--- START ---
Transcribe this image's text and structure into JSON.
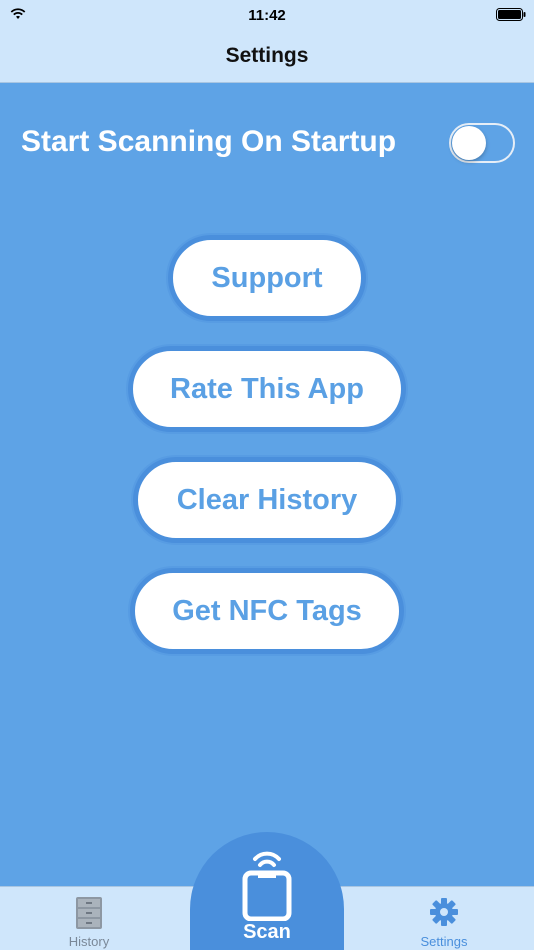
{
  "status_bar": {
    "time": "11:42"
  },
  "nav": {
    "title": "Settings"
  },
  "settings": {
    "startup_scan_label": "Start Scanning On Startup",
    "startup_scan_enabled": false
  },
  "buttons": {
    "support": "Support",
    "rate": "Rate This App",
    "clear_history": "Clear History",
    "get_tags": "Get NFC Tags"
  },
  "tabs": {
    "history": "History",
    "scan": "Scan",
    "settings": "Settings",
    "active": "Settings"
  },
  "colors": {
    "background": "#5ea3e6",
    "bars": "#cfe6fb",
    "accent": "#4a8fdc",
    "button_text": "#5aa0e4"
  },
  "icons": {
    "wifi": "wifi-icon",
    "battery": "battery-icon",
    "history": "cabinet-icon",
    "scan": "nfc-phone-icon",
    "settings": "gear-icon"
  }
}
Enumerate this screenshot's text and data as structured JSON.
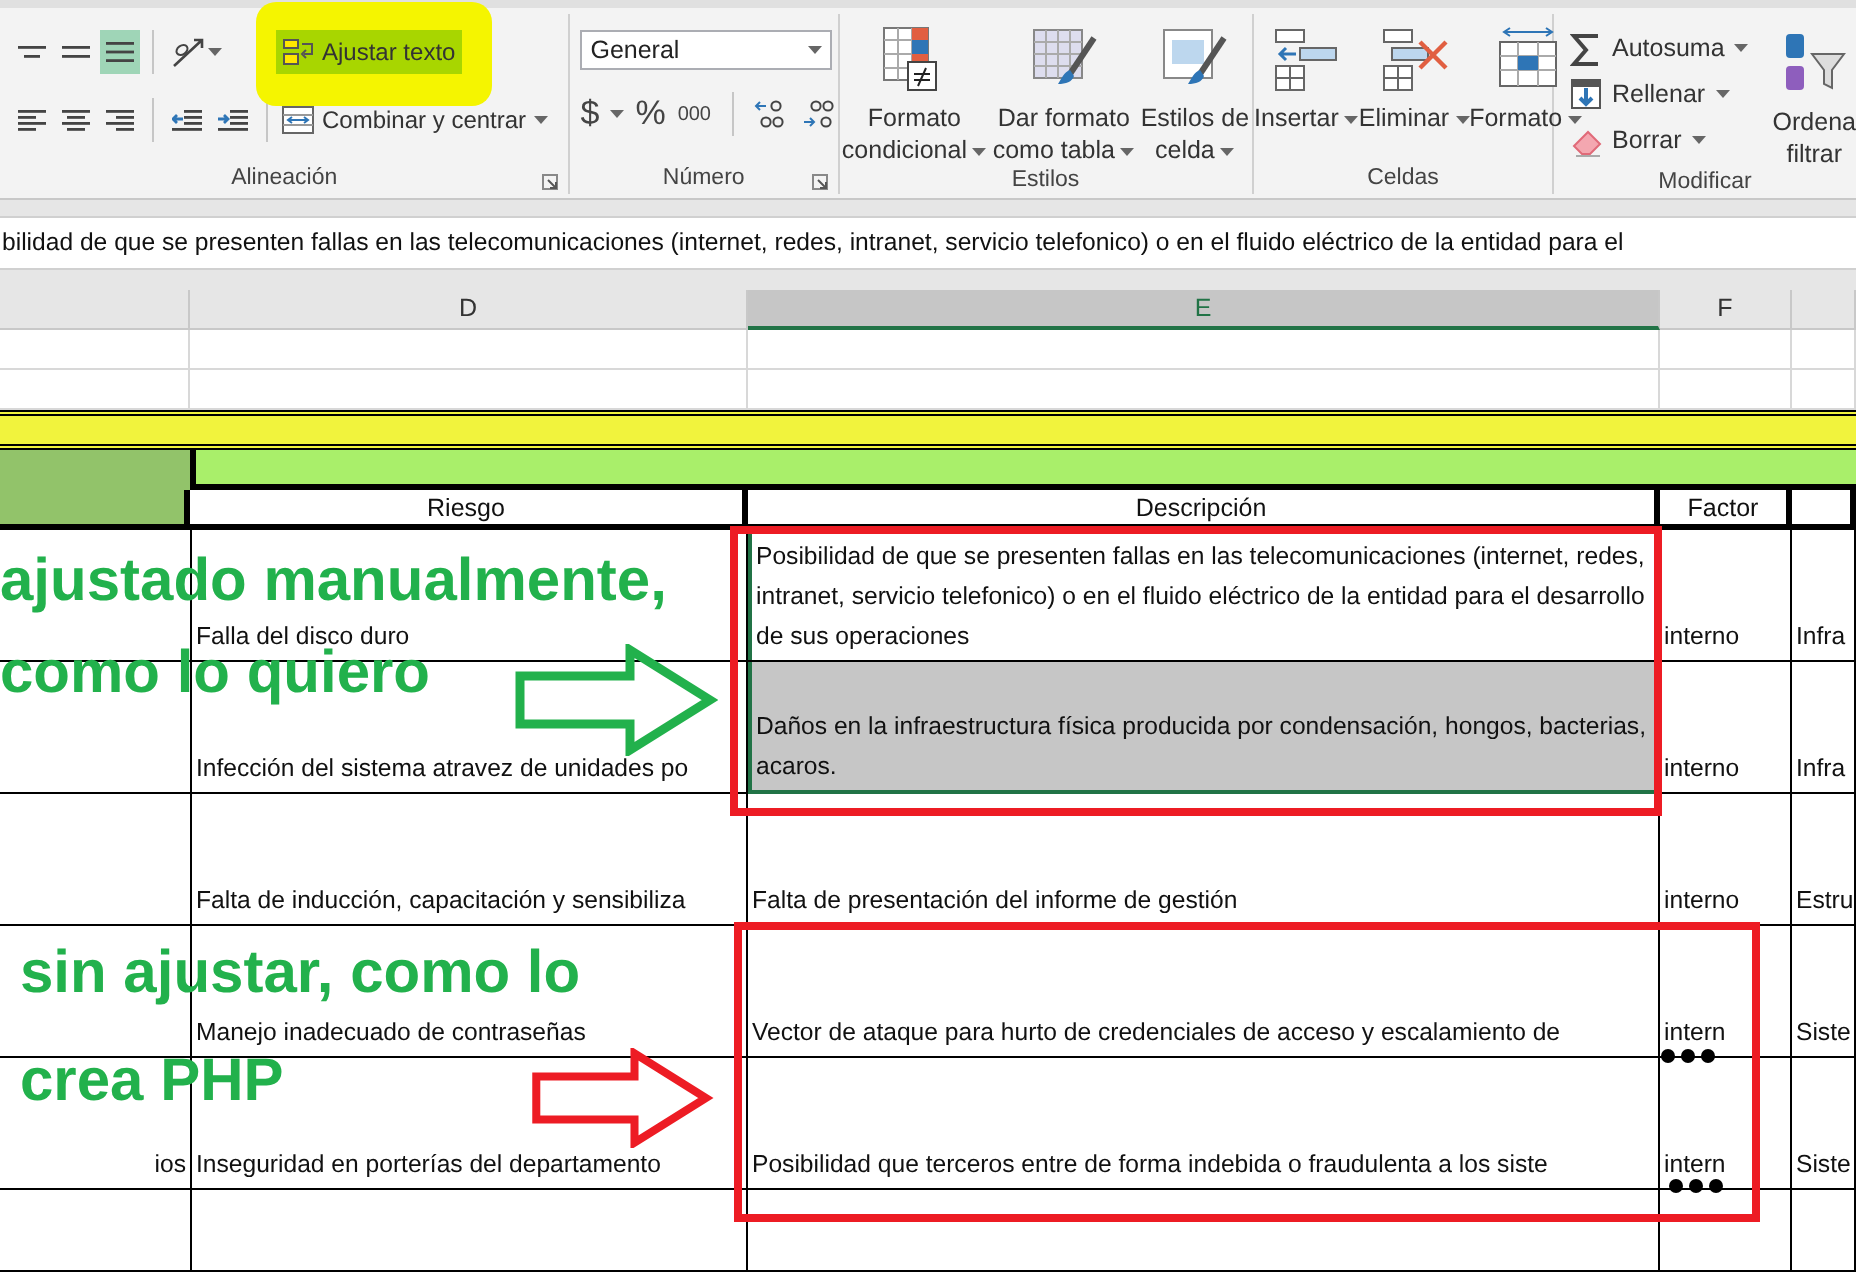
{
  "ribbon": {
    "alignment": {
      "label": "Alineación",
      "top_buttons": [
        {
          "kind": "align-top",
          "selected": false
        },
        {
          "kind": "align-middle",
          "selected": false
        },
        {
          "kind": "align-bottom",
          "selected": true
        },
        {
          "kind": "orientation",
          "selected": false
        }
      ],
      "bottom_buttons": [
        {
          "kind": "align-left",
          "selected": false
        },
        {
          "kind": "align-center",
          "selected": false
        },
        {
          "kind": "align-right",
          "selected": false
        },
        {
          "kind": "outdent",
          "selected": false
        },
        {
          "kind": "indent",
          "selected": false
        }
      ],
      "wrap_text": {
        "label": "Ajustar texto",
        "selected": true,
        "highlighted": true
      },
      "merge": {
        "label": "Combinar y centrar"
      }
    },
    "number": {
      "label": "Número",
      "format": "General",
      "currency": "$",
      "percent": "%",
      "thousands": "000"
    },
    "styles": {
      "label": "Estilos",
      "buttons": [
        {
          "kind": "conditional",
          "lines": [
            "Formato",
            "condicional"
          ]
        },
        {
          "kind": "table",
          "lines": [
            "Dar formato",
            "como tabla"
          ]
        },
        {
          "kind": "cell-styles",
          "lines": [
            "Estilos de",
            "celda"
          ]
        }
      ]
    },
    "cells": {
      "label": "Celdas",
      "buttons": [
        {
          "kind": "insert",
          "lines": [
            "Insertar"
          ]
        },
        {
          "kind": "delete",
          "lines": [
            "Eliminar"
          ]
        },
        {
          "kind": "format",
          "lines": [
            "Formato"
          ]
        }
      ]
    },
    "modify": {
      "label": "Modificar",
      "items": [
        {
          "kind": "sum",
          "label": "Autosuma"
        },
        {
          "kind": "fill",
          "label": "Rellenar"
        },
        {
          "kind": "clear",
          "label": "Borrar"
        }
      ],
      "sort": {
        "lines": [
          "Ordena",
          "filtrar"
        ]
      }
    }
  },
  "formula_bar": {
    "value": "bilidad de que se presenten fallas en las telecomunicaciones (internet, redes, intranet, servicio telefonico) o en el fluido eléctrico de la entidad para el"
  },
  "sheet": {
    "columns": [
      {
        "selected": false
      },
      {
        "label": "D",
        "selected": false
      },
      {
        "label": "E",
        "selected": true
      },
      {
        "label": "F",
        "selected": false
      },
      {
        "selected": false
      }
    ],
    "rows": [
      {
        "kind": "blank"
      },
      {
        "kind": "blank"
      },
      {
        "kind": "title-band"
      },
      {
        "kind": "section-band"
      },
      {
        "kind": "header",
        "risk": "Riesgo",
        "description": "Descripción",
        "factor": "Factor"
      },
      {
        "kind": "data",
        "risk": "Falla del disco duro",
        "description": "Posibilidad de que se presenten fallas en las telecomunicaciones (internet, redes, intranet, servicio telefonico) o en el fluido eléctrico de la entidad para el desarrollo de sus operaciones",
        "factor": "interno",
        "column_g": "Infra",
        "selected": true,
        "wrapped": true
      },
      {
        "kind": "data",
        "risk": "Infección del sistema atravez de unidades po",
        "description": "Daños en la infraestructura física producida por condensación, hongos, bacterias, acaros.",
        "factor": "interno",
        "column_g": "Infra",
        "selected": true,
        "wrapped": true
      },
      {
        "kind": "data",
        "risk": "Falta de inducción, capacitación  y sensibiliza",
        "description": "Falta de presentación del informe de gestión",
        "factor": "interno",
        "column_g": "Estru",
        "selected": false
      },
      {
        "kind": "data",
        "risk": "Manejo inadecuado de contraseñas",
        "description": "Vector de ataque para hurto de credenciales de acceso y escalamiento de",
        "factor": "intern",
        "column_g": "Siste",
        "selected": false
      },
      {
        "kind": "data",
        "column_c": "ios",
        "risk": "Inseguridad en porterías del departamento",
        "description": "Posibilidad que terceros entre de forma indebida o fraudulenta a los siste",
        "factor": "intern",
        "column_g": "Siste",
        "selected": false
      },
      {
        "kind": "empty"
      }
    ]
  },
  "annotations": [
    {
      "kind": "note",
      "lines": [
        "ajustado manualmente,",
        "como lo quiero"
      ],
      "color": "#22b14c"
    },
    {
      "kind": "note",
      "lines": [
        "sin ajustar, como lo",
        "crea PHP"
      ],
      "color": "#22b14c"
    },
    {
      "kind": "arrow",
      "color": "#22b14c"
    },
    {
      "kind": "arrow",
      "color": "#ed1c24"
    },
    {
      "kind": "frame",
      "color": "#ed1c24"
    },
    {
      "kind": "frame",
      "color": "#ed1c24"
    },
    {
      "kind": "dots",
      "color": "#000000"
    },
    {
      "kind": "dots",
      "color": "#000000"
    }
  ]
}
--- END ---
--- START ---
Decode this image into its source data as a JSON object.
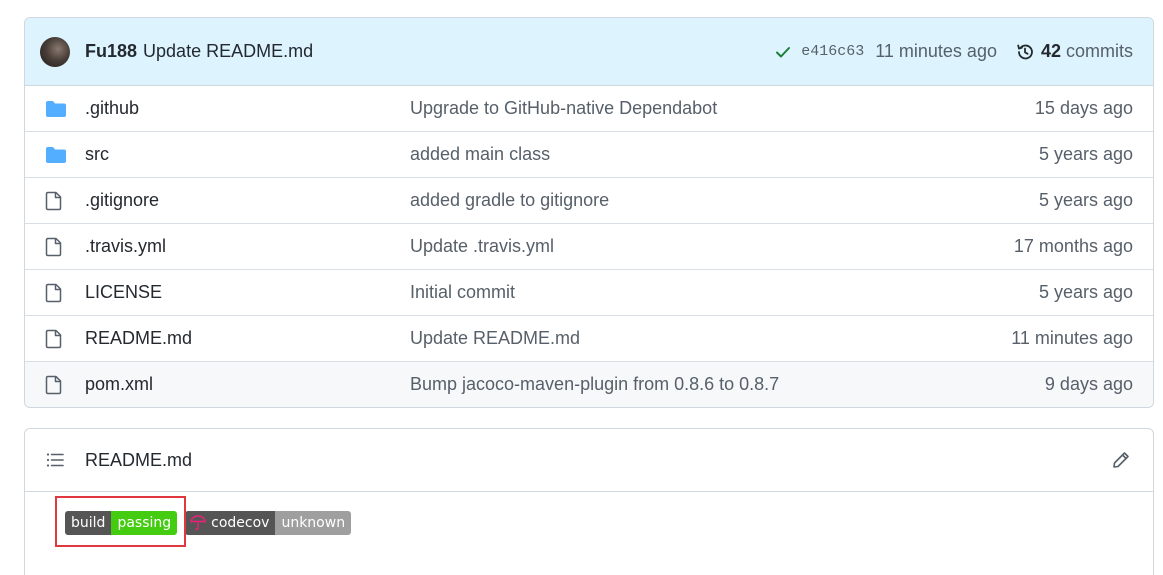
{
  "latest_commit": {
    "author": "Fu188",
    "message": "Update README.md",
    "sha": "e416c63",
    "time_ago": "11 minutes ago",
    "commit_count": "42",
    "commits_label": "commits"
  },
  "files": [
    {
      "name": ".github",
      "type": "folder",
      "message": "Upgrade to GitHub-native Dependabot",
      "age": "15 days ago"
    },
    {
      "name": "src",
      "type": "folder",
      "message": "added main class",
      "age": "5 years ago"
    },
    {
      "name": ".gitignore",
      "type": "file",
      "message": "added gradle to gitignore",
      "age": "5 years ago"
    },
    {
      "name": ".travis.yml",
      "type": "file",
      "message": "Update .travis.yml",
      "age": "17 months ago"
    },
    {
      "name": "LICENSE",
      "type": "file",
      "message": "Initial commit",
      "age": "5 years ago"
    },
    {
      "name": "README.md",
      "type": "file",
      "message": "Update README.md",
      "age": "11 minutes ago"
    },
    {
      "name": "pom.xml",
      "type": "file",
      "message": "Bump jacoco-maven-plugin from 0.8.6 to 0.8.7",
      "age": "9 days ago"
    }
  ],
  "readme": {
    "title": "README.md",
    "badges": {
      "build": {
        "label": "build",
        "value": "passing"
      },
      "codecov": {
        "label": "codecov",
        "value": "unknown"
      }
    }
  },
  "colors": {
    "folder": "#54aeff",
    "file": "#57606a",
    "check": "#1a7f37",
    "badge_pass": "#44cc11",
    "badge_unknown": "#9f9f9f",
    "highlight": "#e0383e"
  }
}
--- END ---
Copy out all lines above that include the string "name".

FINISHED EXERCISE:
      "name": ".github",
      "name": "src",
      "name": ".gitignore",
      "name": ".travis.yml",
      "name": "LICENSE",
      "name": "README.md",
      "name": "pom.xml",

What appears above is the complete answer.